- Cultural diversity and migrant youth in secondary schools
- Mansouri, Fethi; Jenkins, Louise; Leach, Michael
- Australia has a diverse population, which has been enriched and extended by a series of migration programs targeting distinct cultural groups. The cultural diversity of the Australian community, which has resulted from this migration program, is commonly described as multicultural, yet this has not always been the situation. During its early development, Australia as considered a white settler colony, similar to Canada and the United States. An influx of British migrants in the first half of the twentieth century continued the development of this remarkably homogenous society. However, at the end of the Second World War, Australia embarked on a contrasting program of migration. People came from Eastern, Northern and Southern Europe, the Middle East and Asia. In response to its culturally diverse population, Australia has committed itself to the development of an inclusive multicultural society. A considerable effort has been made to cater for minority groups and to embrace the interesting and sometimes challenging cultural contrasts with which Australia has been presented. Other countries such as France and the United States have attempted this multicultural approach, but both countries have different challenges from those faced in Australia. The lack of large minority groups in Australia has created a unique situation for educational institutions in particular, as there are specific logistical issues in teaching a small number of students from one or more minority groups within a traditionally larger Anglo-Saxon context. This peculiarity in Australia requires a unique approach within the educational system and a broad and extensive understanding of issues surrounding ethnicity, multiculturalism and schooling. An understanding of how we should best manage cultural diversity within Australian schools can only be achieved through extensive and detailed studies that investigate how particular cultural groups understand their own social and educational experiences in relation to wider social discourses. This chapter reports on a longitudinal study, commenced in 2003, which sought to extend these understandings and focused on the experience of Arab Australian families and the students within these families who attend Victorian schools.

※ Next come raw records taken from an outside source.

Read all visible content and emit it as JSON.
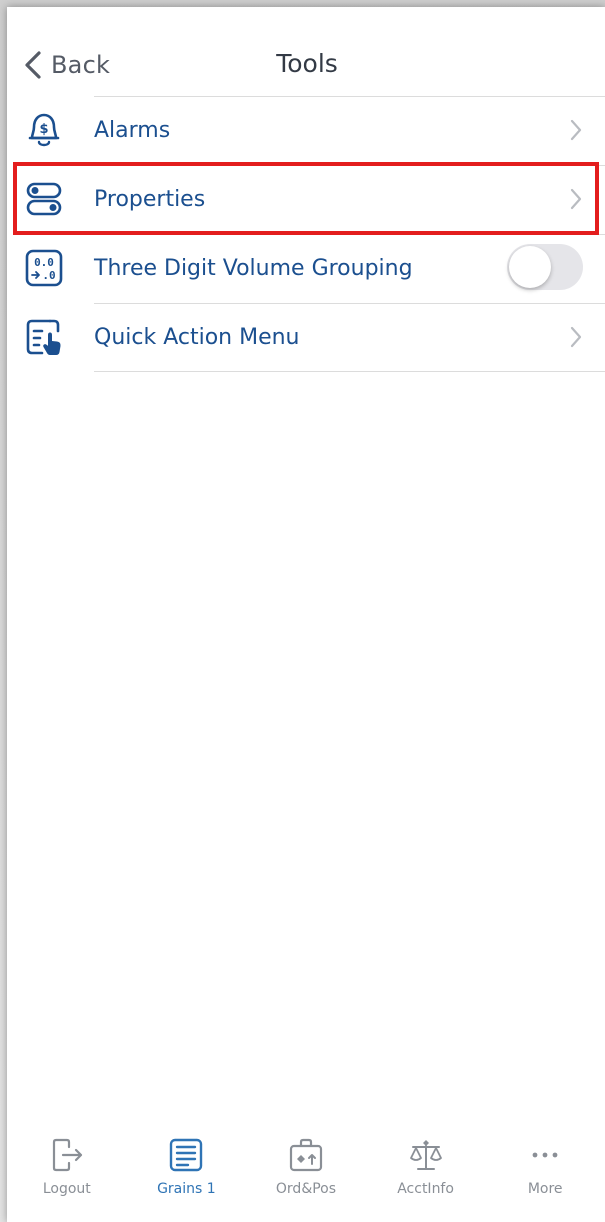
{
  "header": {
    "back_label": "Back",
    "title": "Tools"
  },
  "list": {
    "items": [
      {
        "label": "Alarms",
        "icon": "alarm-bell-dollar-icon",
        "accessory": "chevron"
      },
      {
        "label": "Properties",
        "icon": "toggles-icon",
        "accessory": "chevron"
      },
      {
        "label": "Three Digit Volume Grouping",
        "icon": "digit-grouping-icon",
        "accessory": "toggle",
        "toggle_on": false
      },
      {
        "label": "Quick Action Menu",
        "icon": "quick-action-icon",
        "accessory": "chevron"
      }
    ]
  },
  "tabbar": {
    "tabs": [
      {
        "label": "Logout",
        "icon": "logout-icon",
        "active": false
      },
      {
        "label": "Grains 1",
        "icon": "grains-board-icon",
        "active": true
      },
      {
        "label": "Ord&Pos",
        "icon": "briefcase-icon",
        "active": false
      },
      {
        "label": "AcctInfo",
        "icon": "scale-icon",
        "active": false
      },
      {
        "label": "More",
        "icon": "more-dots-icon",
        "active": false
      }
    ]
  },
  "colors": {
    "accent": "#1b4f8f",
    "active_tab": "#2f74b5",
    "inactive_tab": "#8a8f96",
    "highlight": "#e31d1d"
  }
}
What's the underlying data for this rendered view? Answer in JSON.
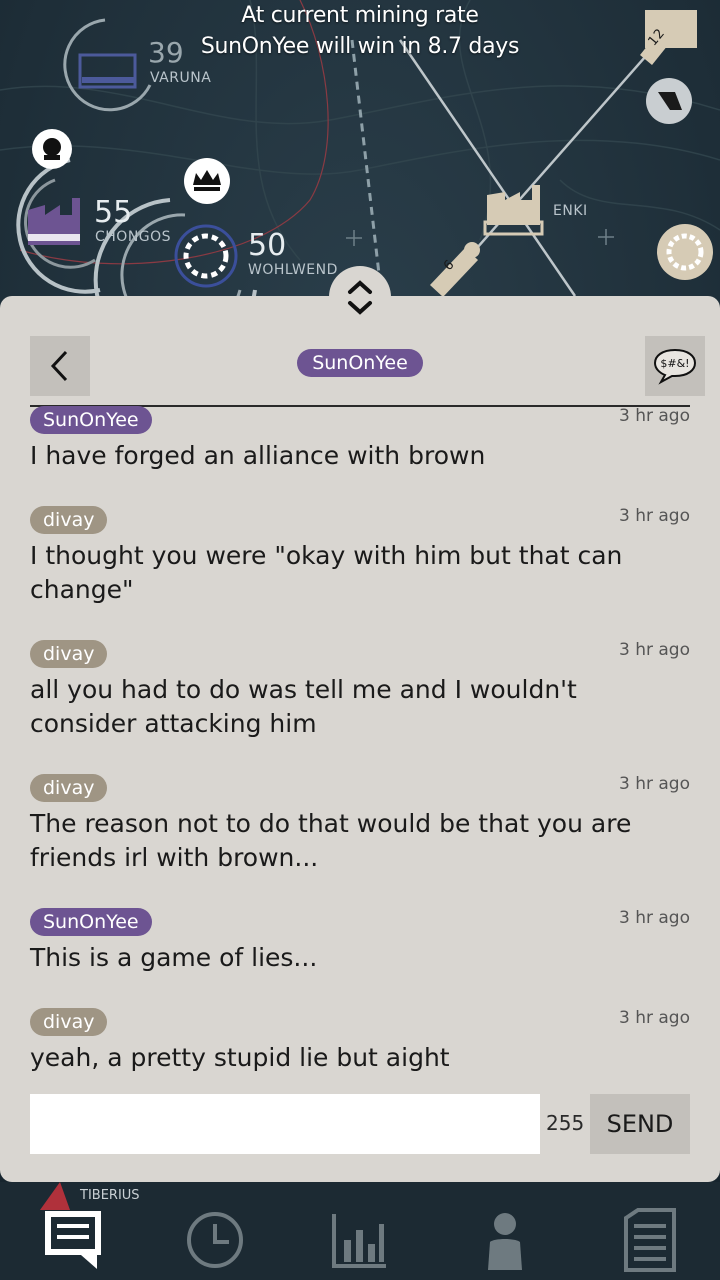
{
  "banner": {
    "line1": "At current mining rate",
    "line2": "SunOnYee will win in 8.7 days"
  },
  "map": {
    "stars": [
      {
        "name": "VARUNA",
        "value": "39"
      },
      {
        "name": "CHONGOS",
        "value": "55"
      },
      {
        "name": "WOHLWEND",
        "value": "50"
      },
      {
        "name": "ENKI",
        "value": ""
      },
      {
        "name": "TIBERIUS",
        "value": ""
      }
    ],
    "carriers": [
      "6",
      "12"
    ]
  },
  "chat": {
    "header_name": "SunOnYee",
    "censor_label": "$#&!",
    "messages": [
      {
        "author": "SunOnYee",
        "color": "purple",
        "time": "3 hr ago",
        "text": "I have forged an alliance with brown"
      },
      {
        "author": "divay",
        "color": "gray",
        "time": "3 hr ago",
        "text": "I thought you were \"okay with him but that can change\""
      },
      {
        "author": "divay",
        "color": "gray",
        "time": "3 hr ago",
        "text": "all you had to do was tell me and I wouldn't consider attacking him"
      },
      {
        "author": "divay",
        "color": "gray",
        "time": "3 hr ago",
        "text": "The reason not to do that would be that you are friends irl with brown..."
      },
      {
        "author": "SunOnYee",
        "color": "purple",
        "time": "3 hr ago",
        "text": "This is a game of lies..."
      },
      {
        "author": "divay",
        "color": "gray",
        "time": "3 hr ago",
        "text": "yeah, a pretty stupid lie but aight"
      }
    ],
    "input_value": "",
    "char_count": "255",
    "send_label": "SEND"
  },
  "colors": {
    "purple": "#6d5492",
    "gray": "#9f9584",
    "panel": "#d9d6d1",
    "button": "#c3c0bb"
  },
  "nav": {
    "items": [
      "chat-icon",
      "clock-icon",
      "bar-chart-icon",
      "person-icon",
      "document-icon"
    ]
  }
}
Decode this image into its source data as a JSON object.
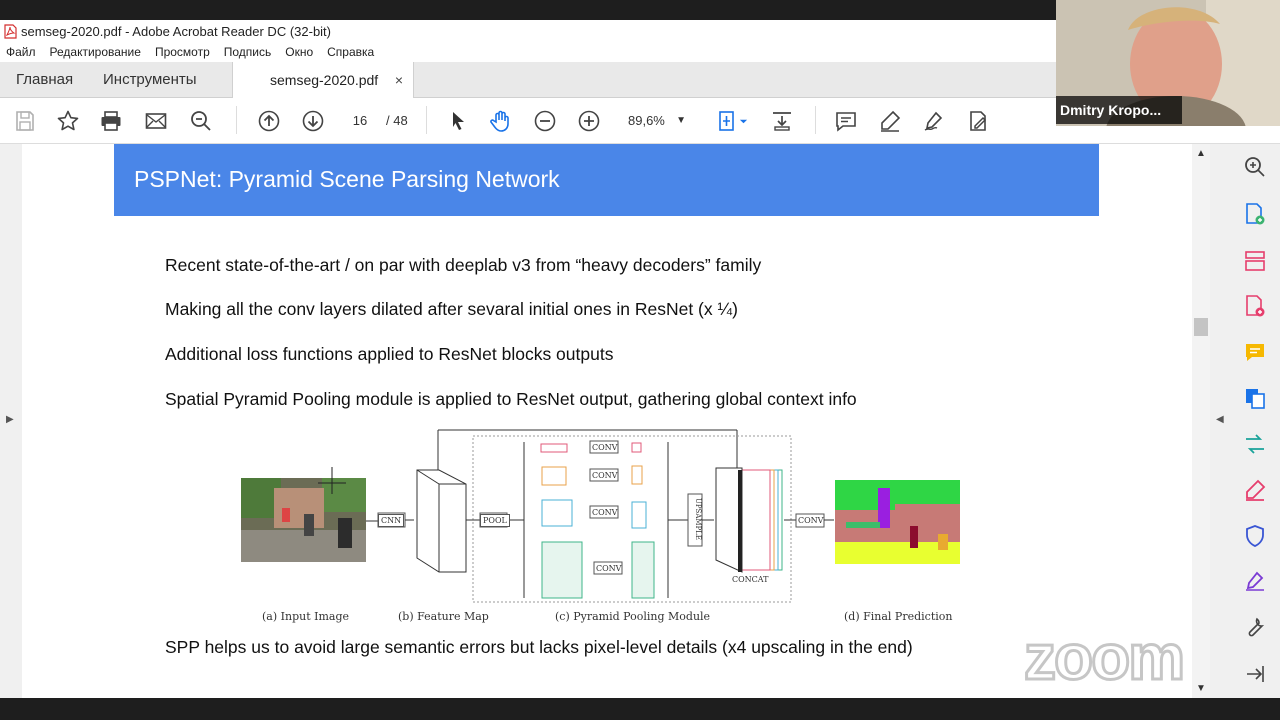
{
  "window": {
    "title": "semseg-2020.pdf - Adobe Acrobat Reader DC (32-bit)"
  },
  "menu": [
    "Файл",
    "Редактирование",
    "Просмотр",
    "Подпись",
    "Окно",
    "Справка"
  ],
  "tabs": {
    "home": "Главная",
    "tools": "Инструменты",
    "document": "semseg-2020.pdf",
    "close": "×"
  },
  "toolbar": {
    "page_current": "16",
    "page_total": "/ 48",
    "zoom": "89,6%"
  },
  "slide": {
    "title": "PSPNet: Pyramid Scene Parsing Network",
    "bullets": [
      "Recent state-of-the-art / on par with deeplab v3 from “heavy decoders” family",
      "Making all the conv layers dilated after sevaral initial ones in ResNet (x ¼)",
      "Additional loss functions applied to ResNet blocks outputs",
      "Spatial Pyramid Pooling module is applied to ResNet output, gathering global context info",
      "SPP helps us to avoid large semantic errors but lacks pixel-level details (x4 upscaling in the end)"
    ]
  },
  "figure": {
    "captions": [
      "(a) Input Image",
      "(b) Feature Map",
      "(c) Pyramid Pooling Module",
      "(d) Final Prediction"
    ],
    "blocks": {
      "cnn": "CNN",
      "pool": "POOL",
      "conv": "CONV",
      "upsample": "UPSAMPLE",
      "concat": "CONCAT"
    }
  },
  "video": {
    "name": "Dmitry Kropo..."
  },
  "watermark": "zoom",
  "colors": {
    "slide_header": "#4a86e8",
    "acrobat_red": "#d32f2f",
    "panel_icon_blue": "#1a73e8",
    "panel_icon_pink": "#e63e6d"
  }
}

- Publication type
- Book chapter
- Research centre
- Swinburne University of Technology
- Youth identity and migration: culture, values and social connectedness / Fethi Mansouri (ed.), Chapter 6, pp. 105-118
- Publication year
- Common Ground
- Publisher URL
- Copyright © Fethi Mansouri 2009.